At night Alison had to put a movie on to distract herself from the presence of the lump. Positioning herself up on a couple of pillows behind her back she fell asleep her neck strained resting against the wall. Alison noticed that she was getting frequent headaches now and her neck was stiff. She stopped jogging and began drinking a lot of water, reluctant to start taking aspirin regularly she tried eating more to cure the headaches but they only got worse.

Eight months passed and Alison had gained twenty pounds. She got a new perm every month and refused to cut her hair. She began to measure the lump on the back of her head. It was now about three inches long and half an inch wide. She could now spot a small outline on her scalp when she checked her reflection and in response bunched her curls together with pins to create a poof where the lump was. Alison didn’t want to go to the doctor and had not revealed the lump to her family or friends. She didn’t want to draw attention to herself. If she ignored the lump maybe it would go away.

Aware that she had gained a few pounds, Alison began eating only red meats and fresh greens. Her worry surrounding the lump had made her self-conscious. She had not been on a single date in months. The last date had ended horribly. She still remembered how Mark’s head had disappeared under her dress, his roaming hands feeling every curve of her back and buttocks, the slim dip of her belly, squeezing her full supple breasts. He had pulled her dress off and came up to kiss her neck. Then her heart began to pound as his fingers got closer and closer to the back of her neck. She jolted up and pushed him off. After that date he never called her back and she decided not to go out again until the lump was gone.

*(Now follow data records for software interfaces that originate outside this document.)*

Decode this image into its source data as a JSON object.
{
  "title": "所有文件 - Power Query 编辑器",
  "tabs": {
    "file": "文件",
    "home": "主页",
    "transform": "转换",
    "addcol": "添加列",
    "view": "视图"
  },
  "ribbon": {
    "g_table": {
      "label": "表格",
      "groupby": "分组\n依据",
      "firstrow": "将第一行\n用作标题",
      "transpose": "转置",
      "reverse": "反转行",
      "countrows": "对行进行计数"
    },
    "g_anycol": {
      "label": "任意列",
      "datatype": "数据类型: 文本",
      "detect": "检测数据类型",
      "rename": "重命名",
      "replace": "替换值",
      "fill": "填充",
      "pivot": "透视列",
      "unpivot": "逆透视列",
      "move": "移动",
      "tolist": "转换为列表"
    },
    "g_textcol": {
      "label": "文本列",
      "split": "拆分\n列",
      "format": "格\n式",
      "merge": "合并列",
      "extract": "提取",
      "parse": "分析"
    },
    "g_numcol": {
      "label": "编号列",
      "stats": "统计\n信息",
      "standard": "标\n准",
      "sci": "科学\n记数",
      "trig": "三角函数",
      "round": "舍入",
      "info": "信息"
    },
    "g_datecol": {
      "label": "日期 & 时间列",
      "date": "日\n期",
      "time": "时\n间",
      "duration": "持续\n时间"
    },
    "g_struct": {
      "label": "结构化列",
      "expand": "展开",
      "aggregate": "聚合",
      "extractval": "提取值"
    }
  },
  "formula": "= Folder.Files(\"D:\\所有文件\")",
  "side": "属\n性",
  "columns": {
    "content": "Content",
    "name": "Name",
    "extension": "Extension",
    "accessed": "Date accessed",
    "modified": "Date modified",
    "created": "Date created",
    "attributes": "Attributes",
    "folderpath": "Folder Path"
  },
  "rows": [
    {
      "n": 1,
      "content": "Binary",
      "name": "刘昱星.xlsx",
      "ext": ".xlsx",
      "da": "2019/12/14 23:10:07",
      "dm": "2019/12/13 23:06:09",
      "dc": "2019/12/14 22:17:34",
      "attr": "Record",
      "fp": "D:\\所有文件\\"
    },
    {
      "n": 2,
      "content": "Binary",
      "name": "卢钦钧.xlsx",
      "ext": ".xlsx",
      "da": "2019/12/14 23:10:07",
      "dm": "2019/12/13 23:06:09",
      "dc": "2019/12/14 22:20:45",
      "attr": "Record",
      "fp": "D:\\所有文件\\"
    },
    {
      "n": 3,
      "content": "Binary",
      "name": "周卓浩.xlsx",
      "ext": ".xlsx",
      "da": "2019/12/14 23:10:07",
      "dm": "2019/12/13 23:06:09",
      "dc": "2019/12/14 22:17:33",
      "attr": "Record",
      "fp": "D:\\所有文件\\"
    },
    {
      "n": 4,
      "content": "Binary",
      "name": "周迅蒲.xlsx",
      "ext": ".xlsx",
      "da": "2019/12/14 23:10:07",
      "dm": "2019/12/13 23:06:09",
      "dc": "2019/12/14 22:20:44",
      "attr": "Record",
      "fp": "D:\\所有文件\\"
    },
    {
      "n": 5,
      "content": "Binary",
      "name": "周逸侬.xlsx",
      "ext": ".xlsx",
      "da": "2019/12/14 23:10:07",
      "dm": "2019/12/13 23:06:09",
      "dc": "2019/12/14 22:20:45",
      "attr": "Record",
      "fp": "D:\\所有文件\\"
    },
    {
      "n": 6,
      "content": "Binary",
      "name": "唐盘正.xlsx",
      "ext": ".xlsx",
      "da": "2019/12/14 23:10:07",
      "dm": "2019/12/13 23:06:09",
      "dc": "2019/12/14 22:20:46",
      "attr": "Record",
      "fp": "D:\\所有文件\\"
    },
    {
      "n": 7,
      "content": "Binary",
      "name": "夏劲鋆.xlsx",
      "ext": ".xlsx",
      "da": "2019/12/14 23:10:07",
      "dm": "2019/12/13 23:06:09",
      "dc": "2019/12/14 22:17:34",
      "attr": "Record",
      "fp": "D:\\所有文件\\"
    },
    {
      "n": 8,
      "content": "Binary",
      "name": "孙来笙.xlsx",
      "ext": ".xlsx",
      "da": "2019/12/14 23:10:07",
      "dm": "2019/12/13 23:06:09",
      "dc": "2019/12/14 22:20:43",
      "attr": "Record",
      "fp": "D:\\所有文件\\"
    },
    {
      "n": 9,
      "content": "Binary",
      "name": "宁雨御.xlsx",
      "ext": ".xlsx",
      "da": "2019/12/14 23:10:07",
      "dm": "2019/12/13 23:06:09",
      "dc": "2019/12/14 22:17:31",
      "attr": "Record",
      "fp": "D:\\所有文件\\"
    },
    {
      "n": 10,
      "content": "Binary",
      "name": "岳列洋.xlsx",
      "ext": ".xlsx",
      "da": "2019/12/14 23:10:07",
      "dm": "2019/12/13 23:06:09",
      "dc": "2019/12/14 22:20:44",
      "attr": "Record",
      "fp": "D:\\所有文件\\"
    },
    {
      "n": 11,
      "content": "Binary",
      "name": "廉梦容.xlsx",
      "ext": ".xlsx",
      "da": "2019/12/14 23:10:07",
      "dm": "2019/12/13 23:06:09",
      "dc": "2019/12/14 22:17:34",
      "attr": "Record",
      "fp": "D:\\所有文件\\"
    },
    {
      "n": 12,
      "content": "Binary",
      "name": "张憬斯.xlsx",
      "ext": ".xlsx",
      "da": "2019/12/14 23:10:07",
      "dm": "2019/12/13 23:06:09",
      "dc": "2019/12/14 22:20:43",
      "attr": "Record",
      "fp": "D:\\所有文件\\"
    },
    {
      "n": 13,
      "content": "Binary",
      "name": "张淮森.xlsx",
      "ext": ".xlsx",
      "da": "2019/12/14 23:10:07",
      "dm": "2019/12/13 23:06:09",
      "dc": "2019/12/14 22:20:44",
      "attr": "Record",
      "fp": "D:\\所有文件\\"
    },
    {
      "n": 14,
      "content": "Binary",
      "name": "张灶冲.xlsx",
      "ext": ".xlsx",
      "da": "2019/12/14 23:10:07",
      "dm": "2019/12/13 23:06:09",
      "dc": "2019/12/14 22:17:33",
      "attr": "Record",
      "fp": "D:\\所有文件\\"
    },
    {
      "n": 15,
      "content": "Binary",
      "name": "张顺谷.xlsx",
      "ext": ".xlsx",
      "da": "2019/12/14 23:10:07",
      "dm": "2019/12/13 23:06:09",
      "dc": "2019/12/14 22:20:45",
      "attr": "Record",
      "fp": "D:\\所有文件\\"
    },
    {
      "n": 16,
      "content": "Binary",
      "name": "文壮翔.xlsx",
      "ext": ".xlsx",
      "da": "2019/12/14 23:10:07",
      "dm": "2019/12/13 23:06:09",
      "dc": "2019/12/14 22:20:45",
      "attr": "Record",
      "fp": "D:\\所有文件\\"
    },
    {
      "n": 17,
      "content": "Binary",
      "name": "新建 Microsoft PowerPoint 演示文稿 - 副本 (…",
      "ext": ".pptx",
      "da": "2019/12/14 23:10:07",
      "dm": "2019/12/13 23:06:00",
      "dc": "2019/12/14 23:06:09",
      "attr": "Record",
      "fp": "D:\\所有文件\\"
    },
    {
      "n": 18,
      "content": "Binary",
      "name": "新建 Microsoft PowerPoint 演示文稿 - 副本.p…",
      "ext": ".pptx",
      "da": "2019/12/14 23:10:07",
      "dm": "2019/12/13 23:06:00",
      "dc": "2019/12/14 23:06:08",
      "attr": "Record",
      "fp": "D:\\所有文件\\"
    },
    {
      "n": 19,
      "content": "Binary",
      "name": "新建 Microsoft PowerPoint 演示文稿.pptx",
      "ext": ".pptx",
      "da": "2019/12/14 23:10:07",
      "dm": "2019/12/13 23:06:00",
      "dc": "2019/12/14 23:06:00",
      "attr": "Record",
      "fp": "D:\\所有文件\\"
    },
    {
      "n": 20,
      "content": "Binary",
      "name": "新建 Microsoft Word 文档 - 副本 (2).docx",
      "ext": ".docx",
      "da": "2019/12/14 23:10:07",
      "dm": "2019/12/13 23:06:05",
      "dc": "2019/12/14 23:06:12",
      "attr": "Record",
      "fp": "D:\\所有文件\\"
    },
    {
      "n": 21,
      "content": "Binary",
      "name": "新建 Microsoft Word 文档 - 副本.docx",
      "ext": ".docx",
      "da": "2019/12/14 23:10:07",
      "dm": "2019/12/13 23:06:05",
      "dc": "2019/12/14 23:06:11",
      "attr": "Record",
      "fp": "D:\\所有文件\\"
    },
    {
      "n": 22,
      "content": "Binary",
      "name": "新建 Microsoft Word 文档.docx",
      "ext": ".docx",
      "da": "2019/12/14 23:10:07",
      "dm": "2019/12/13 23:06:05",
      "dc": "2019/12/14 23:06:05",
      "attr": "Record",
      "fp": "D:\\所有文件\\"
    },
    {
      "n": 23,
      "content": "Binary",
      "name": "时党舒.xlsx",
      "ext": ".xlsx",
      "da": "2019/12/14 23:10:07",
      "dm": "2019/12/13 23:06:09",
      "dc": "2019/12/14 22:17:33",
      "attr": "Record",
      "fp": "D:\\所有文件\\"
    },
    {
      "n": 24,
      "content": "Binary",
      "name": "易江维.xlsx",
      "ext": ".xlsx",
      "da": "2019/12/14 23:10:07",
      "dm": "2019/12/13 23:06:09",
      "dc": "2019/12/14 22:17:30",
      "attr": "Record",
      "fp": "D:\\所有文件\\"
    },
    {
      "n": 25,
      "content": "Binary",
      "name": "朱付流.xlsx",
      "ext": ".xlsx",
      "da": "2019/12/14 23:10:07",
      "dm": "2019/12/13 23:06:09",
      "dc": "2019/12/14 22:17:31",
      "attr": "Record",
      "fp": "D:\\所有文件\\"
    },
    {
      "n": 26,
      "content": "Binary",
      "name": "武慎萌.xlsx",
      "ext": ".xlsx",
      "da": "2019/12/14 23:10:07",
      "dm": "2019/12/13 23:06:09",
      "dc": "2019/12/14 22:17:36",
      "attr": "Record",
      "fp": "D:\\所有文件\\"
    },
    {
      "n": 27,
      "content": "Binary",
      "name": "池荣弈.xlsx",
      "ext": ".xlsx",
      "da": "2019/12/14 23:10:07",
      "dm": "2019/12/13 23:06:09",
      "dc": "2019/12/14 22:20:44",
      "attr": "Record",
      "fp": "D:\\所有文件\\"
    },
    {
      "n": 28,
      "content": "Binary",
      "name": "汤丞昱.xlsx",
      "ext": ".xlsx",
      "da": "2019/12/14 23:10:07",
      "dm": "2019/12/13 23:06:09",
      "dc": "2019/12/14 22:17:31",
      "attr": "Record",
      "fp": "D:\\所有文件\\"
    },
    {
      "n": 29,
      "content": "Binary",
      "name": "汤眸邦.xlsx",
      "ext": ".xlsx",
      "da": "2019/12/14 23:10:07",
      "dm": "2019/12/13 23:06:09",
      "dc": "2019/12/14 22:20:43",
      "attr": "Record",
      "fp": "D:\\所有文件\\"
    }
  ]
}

Alison stayed at home and found herself in the kitchen or bedroom unless she was at work which had become an increasingly uncomfortable environment since she had to leave to go to the bathroom and secretly check her lump multiple times a day. She wrote down the size and shape of the lump, scribbling doodles of the lump. She kept track of her water intake and details of what she ate and how long she slept, what positions were the most comfortable and which ones irritated the lump and gave her a headache.

It had only started happening recently that she would wake up and there would be a large spot of greenish ooze on her pillow near the back of her head. Her hair crusted and sticky, she searched the lump for a secretion but it looked unchanged only the mysterious fluid on her pillow would appear. She would wash her pillow cases daily and began to wear her curls wrapped up in a large handkerchief. She doused herself in perfume when she began to notice that her hair had begun to smell. It was constant and stagnant the smell of something molding. She would wash her hair before work, after and a couple more times during the night but the smell remained.

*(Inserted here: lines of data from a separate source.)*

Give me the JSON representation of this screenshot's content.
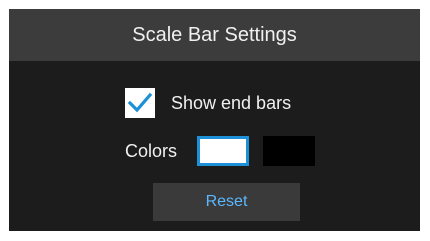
{
  "dialog": {
    "title": "Scale Bar Settings"
  },
  "end_bars": {
    "label": "Show end bars",
    "checked": true
  },
  "colors": {
    "label": "Colors",
    "options": [
      {
        "name": "white",
        "value": "#ffffff",
        "selected": true
      },
      {
        "name": "black",
        "value": "#000000",
        "selected": false
      }
    ],
    "selection_outline": "#1e90d8"
  },
  "reset_button": {
    "label": "Reset",
    "color": "#5bb8ff"
  },
  "icons": {
    "checkbox_checkmark": "checkmark-icon",
    "checkmark_color": "#1e90d8"
  }
}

Regardless of Alison’s new diet she continued to gain weight, at the end of the year she had gained fifty pounds and the lump had grown to the size of three golf balls in a line on the back of her head. Alison found it harder and harder to sleep. She tried soothing ocean sounds, whale calls and even rain but nothing would do the trick. Whenever she did wake up she was tired, her head a massive throbbing weight on her shoulders. She had finally begun to talk herself into telling her mother about the lump. At the end of the week she would call her mother and ask her to go to the doctors with her. She collected all the pictures, notes, and drawing she had made of the lump into one folder as well as her eating and sleep habits.

Alison woke up the next day to the foul smell of the lump. It had permeated her room, her bed, her house. She lighted scented candles and opened the windows in an attempt to get rid of the smell. Instead of jogging, Alison now went into the bathroom every morning for a few hours to check the lump and wash her hair. She had gotten a magnified mirror and brighter bulbs to help her see the lump.